While the on-trade picture is a mixed one, it is nevertheless an exciting time to be in the industry.

Our customers tell us that spirits remain a critical area of focus for on-trade outlets – in many it has become a vital part of increasing spend per-customer at a time when there is a challenge to maximise the value of every visit.

The rise of the casual dining sector (and the pressure that is coming from its rapid growth) has focused on-trade minds on spirits as they play a role pre-, during and post-meal and have taken share from traditional beer and wine in these moments. While whisky has fared relatively poorly – as these outlets tend to focus on gin, vodka and rum categories as growth drivers – I believe there is an opportunity there to be realised.

Likewise, the fall in out-of-town on-trade outlets and shift towards urban establishments serving a younger demographic has meant that buyers and bartenders have had to rethink their spirits offer and ensure that it is right for a new audience. Whisky has a significant role to play.

To understand the way that whisky can realise the potential in the changing on-trade, I believe we have to change the way we present the spirit to our consumers.

Our brands have already made great strides in this regard. We have been at the forefront of the growth in popularity of highball serves; consistently innovated new serves; worked hard to educate bartenders and consumers themselves; and brought focus to brands such as Jim Beam, Maker’s Mark, Auchentoshan and Naked Grouse to make them relevant for younger, more urban consumers.

Having brands with heritage and stories to tell remains a critical facet of our offer in the high-end bars and hotels (and The Macallan’s continued success is testament to how important this is) but how we communicate the category to new consumers is essential.

The Maker’s workshops

The Maker’s workshops Maker’s Mark is loved by bartenders across the globe as the original craft bourbon – famous as much for its flavour as for its distinctive red wax-dipped top.

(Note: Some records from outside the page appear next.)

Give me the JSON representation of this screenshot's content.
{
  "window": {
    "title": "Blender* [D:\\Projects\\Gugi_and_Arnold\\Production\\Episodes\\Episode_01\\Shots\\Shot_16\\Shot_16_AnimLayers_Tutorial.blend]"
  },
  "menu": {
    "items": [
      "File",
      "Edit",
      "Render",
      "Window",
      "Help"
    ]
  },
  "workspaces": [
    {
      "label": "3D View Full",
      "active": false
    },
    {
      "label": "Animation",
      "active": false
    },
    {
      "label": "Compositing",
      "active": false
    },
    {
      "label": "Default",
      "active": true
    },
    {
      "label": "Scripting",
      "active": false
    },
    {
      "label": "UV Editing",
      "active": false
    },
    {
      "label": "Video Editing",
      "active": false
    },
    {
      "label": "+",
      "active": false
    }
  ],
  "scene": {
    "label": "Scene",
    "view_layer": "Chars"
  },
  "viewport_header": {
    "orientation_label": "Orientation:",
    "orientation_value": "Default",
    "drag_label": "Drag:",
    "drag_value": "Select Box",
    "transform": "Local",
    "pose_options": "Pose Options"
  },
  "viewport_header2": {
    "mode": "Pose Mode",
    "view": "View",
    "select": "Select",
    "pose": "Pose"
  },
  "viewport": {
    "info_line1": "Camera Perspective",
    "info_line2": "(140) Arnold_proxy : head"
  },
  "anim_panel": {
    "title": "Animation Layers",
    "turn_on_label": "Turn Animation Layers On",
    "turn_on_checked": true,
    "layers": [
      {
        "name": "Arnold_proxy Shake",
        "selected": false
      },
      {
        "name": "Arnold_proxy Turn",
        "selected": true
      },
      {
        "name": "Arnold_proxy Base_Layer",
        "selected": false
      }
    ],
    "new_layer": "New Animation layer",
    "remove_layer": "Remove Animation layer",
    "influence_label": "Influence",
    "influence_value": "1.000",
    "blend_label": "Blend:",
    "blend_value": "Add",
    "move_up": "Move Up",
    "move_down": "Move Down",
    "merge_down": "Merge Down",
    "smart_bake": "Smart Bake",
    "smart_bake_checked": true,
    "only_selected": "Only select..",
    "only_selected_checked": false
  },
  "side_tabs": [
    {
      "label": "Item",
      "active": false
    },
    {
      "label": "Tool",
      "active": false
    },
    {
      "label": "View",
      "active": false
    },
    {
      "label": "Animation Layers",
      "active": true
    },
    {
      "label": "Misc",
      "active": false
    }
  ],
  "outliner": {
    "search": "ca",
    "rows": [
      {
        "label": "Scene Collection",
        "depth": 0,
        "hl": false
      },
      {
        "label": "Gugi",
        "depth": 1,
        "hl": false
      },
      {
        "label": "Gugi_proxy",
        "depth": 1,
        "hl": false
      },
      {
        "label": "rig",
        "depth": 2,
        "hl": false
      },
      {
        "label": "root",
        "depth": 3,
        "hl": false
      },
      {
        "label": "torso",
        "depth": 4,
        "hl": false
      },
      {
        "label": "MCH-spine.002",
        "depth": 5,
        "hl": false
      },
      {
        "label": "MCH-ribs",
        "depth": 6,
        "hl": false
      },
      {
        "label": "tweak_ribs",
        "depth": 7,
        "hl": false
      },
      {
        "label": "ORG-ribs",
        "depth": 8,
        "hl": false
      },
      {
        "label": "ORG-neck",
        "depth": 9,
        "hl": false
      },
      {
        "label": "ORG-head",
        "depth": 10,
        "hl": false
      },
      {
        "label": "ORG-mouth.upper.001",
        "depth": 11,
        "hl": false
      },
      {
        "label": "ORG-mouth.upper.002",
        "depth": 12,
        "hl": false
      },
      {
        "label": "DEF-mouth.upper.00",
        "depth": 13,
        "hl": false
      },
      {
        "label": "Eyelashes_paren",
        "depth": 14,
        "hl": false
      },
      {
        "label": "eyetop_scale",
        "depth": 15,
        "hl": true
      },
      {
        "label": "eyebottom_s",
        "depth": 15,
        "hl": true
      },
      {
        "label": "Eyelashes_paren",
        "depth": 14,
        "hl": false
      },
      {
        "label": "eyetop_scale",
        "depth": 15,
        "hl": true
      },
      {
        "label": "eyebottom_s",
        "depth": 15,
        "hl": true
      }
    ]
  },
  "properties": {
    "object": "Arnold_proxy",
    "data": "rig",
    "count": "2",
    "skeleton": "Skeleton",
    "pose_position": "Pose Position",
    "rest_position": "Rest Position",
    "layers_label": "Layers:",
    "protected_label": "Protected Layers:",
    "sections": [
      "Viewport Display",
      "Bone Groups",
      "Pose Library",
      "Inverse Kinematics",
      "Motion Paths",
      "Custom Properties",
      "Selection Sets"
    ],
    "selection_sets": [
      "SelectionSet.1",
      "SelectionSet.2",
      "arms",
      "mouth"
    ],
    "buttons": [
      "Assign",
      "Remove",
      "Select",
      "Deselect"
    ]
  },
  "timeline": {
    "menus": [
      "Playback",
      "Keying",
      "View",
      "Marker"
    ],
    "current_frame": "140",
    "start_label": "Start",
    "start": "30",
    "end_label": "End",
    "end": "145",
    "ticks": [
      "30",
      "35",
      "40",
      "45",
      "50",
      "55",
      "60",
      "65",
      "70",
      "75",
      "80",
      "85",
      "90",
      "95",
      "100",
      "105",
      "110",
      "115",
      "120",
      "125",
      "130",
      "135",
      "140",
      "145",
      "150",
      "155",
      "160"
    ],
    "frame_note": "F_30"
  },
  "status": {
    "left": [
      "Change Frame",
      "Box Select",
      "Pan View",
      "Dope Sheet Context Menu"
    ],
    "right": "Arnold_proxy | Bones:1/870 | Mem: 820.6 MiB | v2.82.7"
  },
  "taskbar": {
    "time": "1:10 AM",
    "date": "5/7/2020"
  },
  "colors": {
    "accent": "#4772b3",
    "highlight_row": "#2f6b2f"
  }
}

Building on its on-trade presence, in 2017 Maker’s Mark launched The Maker’s Workshops as a way of engaging and training bartenders in the brand. Stepping away from the traditional on-trade training programmes, the workshops were inspired by four key materials for Maker’s Mark – wheat, wax, paper and wood. Events ranged from screen-printing personalised bar mats to hand-crafting scented candles.

The programme has hosted hundreds of bartenders over the past two years in the UK and firmly positions Maker’s Mark as the premier craft bourbon.

Age statements and regional origin will always be important for the seasoned whisky consumer. But talking about the different flavours within whisky in simpler and more engaging way will resonate all the more with younger consumers or those new to the category.

Likewise, creating serves that make whisky accessible to a wider audience is critical. We look to the success of gin in recent times as a sure sign of how important a core serve that is relevant to urban on-trade drinkers is imperative. But so too is a way of elevating that core serve to deliver differentiation and make specific brands stand out.

I believe that, as the highball emerges from the influencer bars where it has already found a home, we will have a straightforward, easy to order and easy to drink core serve with widespread availability and consistent quality. From there, we will work with the on-trade to explore its potential and innovate further.

At the same time, I also believe that more on-trade outlets will embrace the way that whisky can play a key role in broadening the appeal of a cocktail menu. For too long, whisky has fought shy of cocktail serves (with the exception of the American whiskies that have grown as a result). As Scotch, Irish and Japanese whisky brands have embraced the cocktail serve

I believe that the opportunity to stretch the flavour profile of a cocktail list will be more widely acknowledged.

Over the coming year, I believe that we will see the continued modernisation of whisky. As a category, there is a rich history and some remarkable heritage brands.

I foresee the on-trade reappraising and seeing these brands in a new light, rethinking whisky to ensure it captures the imagination of the modern consumer, and reconsidering the modern outlet mix and as it adapts to an ever-changing category make-up. And I foresee growth opportunity as a result.